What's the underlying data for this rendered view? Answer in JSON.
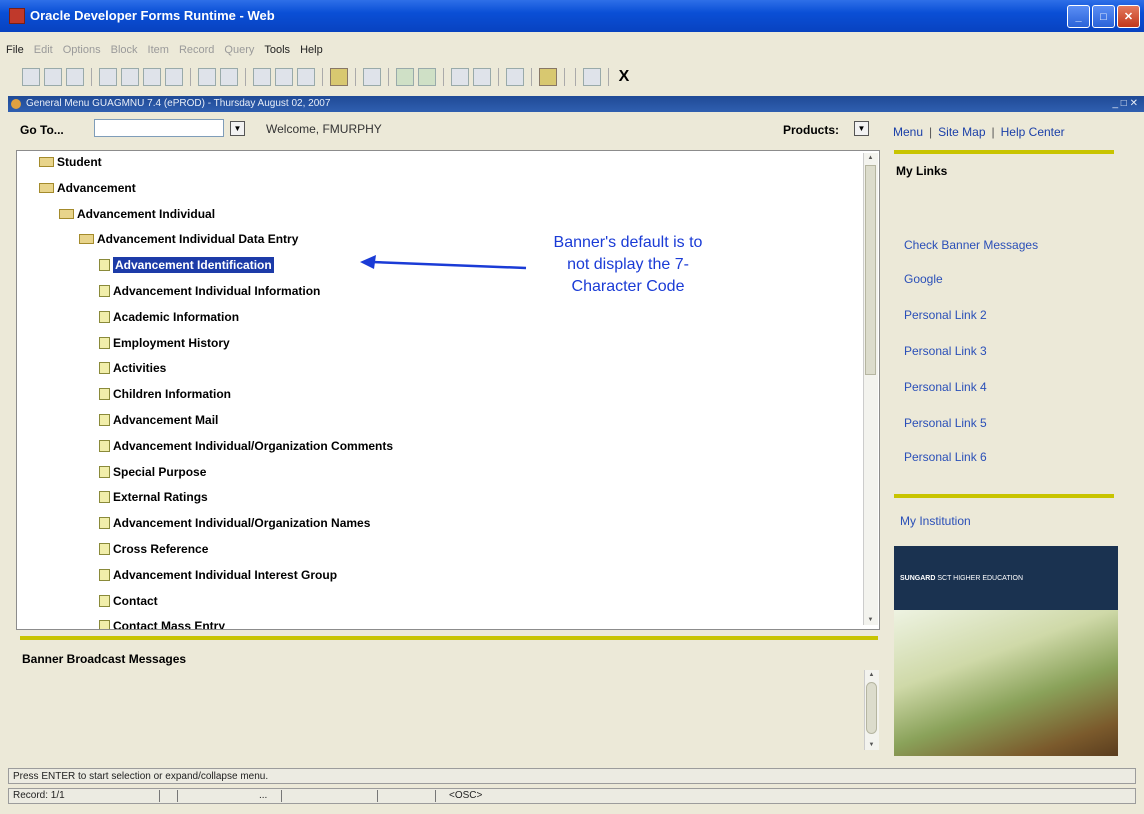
{
  "window": {
    "title": "Oracle Developer Forms Runtime - Web"
  },
  "menubar": [
    {
      "label": "File",
      "enabled": true
    },
    {
      "label": "Edit",
      "enabled": false
    },
    {
      "label": "Options",
      "enabled": false
    },
    {
      "label": "Block",
      "enabled": false
    },
    {
      "label": "Item",
      "enabled": false
    },
    {
      "label": "Record",
      "enabled": false
    },
    {
      "label": "Query",
      "enabled": false
    },
    {
      "label": "Tools",
      "enabled": true
    },
    {
      "label": "Help",
      "enabled": true
    }
  ],
  "toolbar": {
    "exit_label": "X"
  },
  "inner_window": {
    "title": "General Menu  GUAGMNU  7.4  (ePROD) - Thursday August 02, 2007"
  },
  "goto": {
    "label": "Go To...",
    "value": ""
  },
  "welcome": "Welcome, FMURPHY",
  "products": {
    "label": "Products:"
  },
  "top_links": [
    "Menu",
    "Site Map",
    "Help Center"
  ],
  "tree": [
    {
      "label": "Student",
      "type": "folder"
    },
    {
      "label": "Advancement",
      "type": "folder"
    },
    {
      "label": "Advancement Individual",
      "type": "folder"
    },
    {
      "label": "Advancement Individual Data Entry",
      "type": "folder"
    },
    {
      "label": "Advancement Identification",
      "type": "form",
      "selected": true
    },
    {
      "label": "Advancement Individual Information",
      "type": "form"
    },
    {
      "label": "Academic Information",
      "type": "form"
    },
    {
      "label": "Employment History",
      "type": "form"
    },
    {
      "label": "Activities",
      "type": "form"
    },
    {
      "label": "Children Information",
      "type": "form"
    },
    {
      "label": "Advancement Mail",
      "type": "form"
    },
    {
      "label": "Advancement Individual/Organization Comments",
      "type": "form"
    },
    {
      "label": "Special Purpose",
      "type": "form"
    },
    {
      "label": "External Ratings",
      "type": "form"
    },
    {
      "label": "Advancement Individual/Organization Names",
      "type": "form"
    },
    {
      "label": "Cross Reference",
      "type": "form"
    },
    {
      "label": "Advancement Individual Interest Group",
      "type": "form"
    },
    {
      "label": "Contact",
      "type": "form"
    },
    {
      "label": "Contact Mass Entry",
      "type": "form"
    }
  ],
  "annotation": {
    "lines": [
      "Banner's default is to",
      "not display the 7-",
      "Character Code"
    ]
  },
  "broadcast": {
    "title": "Banner Broadcast Messages"
  },
  "my_links": {
    "title": "My Links",
    "links": [
      "Check Banner Messages",
      "Google",
      "Personal Link 2",
      "Personal Link 3",
      "Personal Link 4",
      "Personal Link 5",
      "Personal Link 6"
    ]
  },
  "my_institution": "My Institution",
  "banner_image": {
    "caption_bold": "SUNGARD",
    "caption": "SCT HIGHER EDUCATION"
  },
  "status": {
    "hint": "Press ENTER to start selection or expand/collapse menu.",
    "record": "Record: 1/1",
    "field3": "...",
    "mode": "<OSC>"
  },
  "colors": {
    "selection": "#1c3ba8",
    "accent_rule": "#c8c400",
    "link": "#2a4fb8",
    "annotation": "#1a3bd6"
  }
}
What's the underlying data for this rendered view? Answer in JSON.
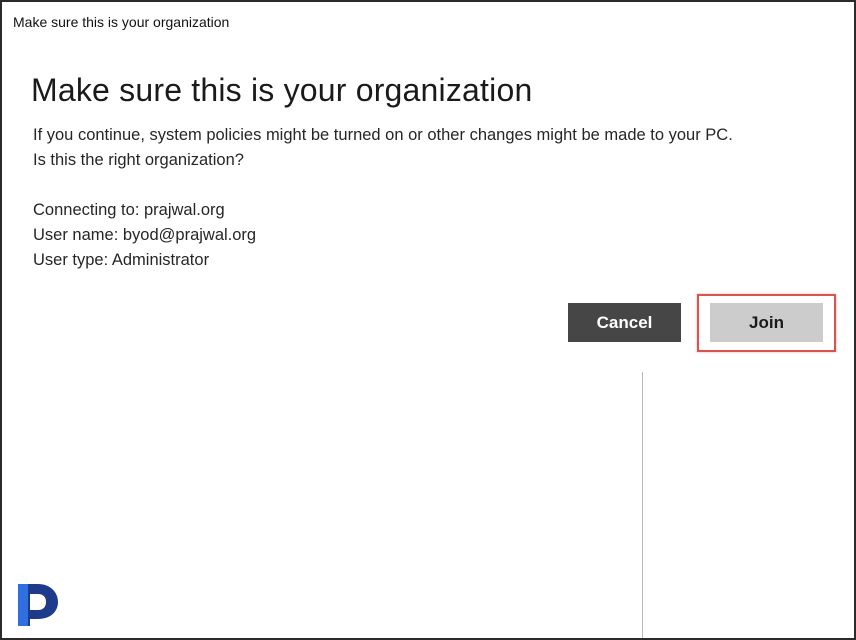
{
  "window": {
    "title": "Make sure this is your organization"
  },
  "dialog": {
    "heading": "Make sure this is your organization",
    "description_line1": "If you continue, system policies might be turned on or other changes might be made to your PC.",
    "description_line2": "Is this the right organization?",
    "connecting_to": "Connecting to: prajwal.org",
    "user_name": "User name: byod@prajwal.org",
    "user_type": "User type: Administrator"
  },
  "buttons": {
    "cancel_label": "Cancel",
    "join_label": "Join"
  },
  "colors": {
    "cancel_bg": "#464646",
    "join_bg": "#cccccc",
    "highlight": "#d9534f",
    "logo_primary": "#1e3a8a",
    "logo_secondary": "#2f6fe0"
  },
  "icons": {
    "logo": "prajwal-logo-icon"
  }
}
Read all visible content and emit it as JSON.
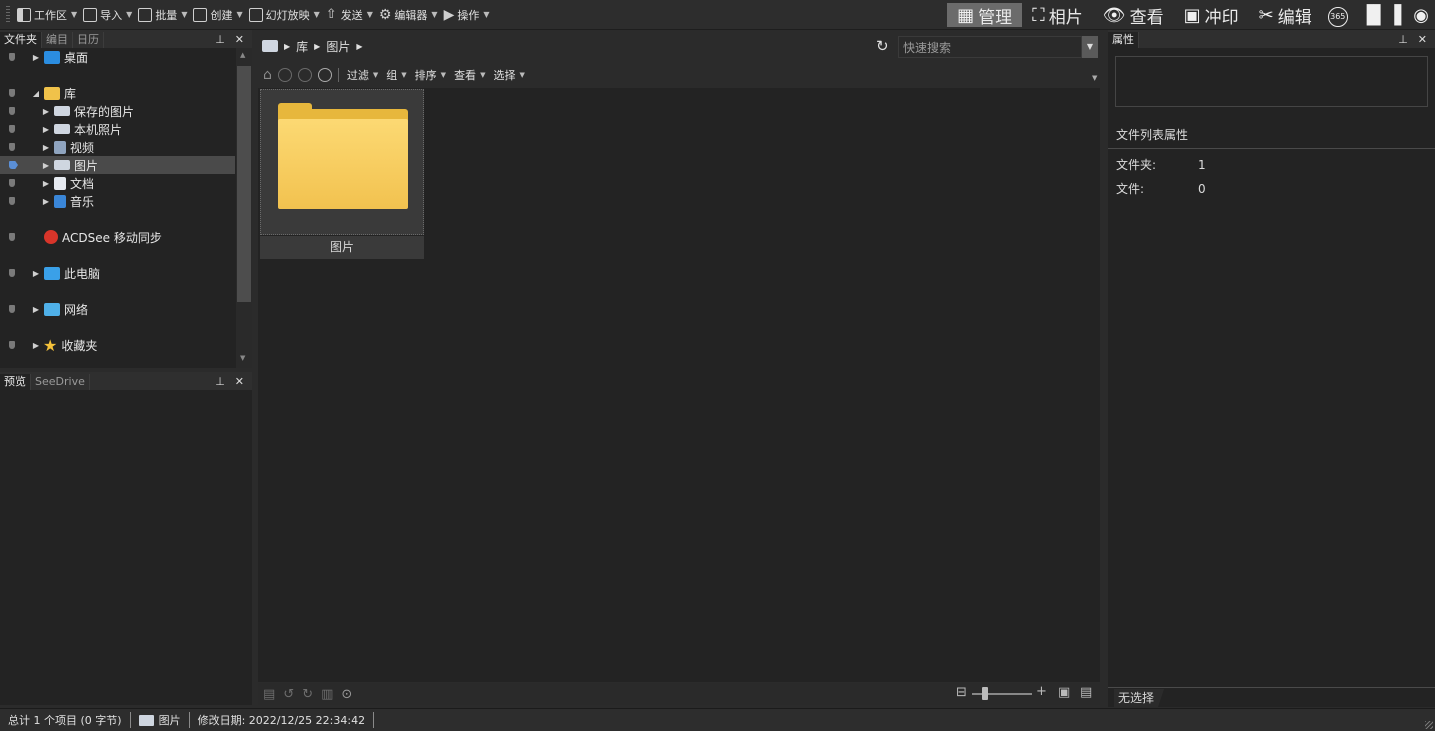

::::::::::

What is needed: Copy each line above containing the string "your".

Answer for the task:
    "title": "Make sure this is your organization"
    "heading": "Make sure this is your organization",
    "description_line1": "If you continue, system policies might be turned on or other changes might be made to your PC.",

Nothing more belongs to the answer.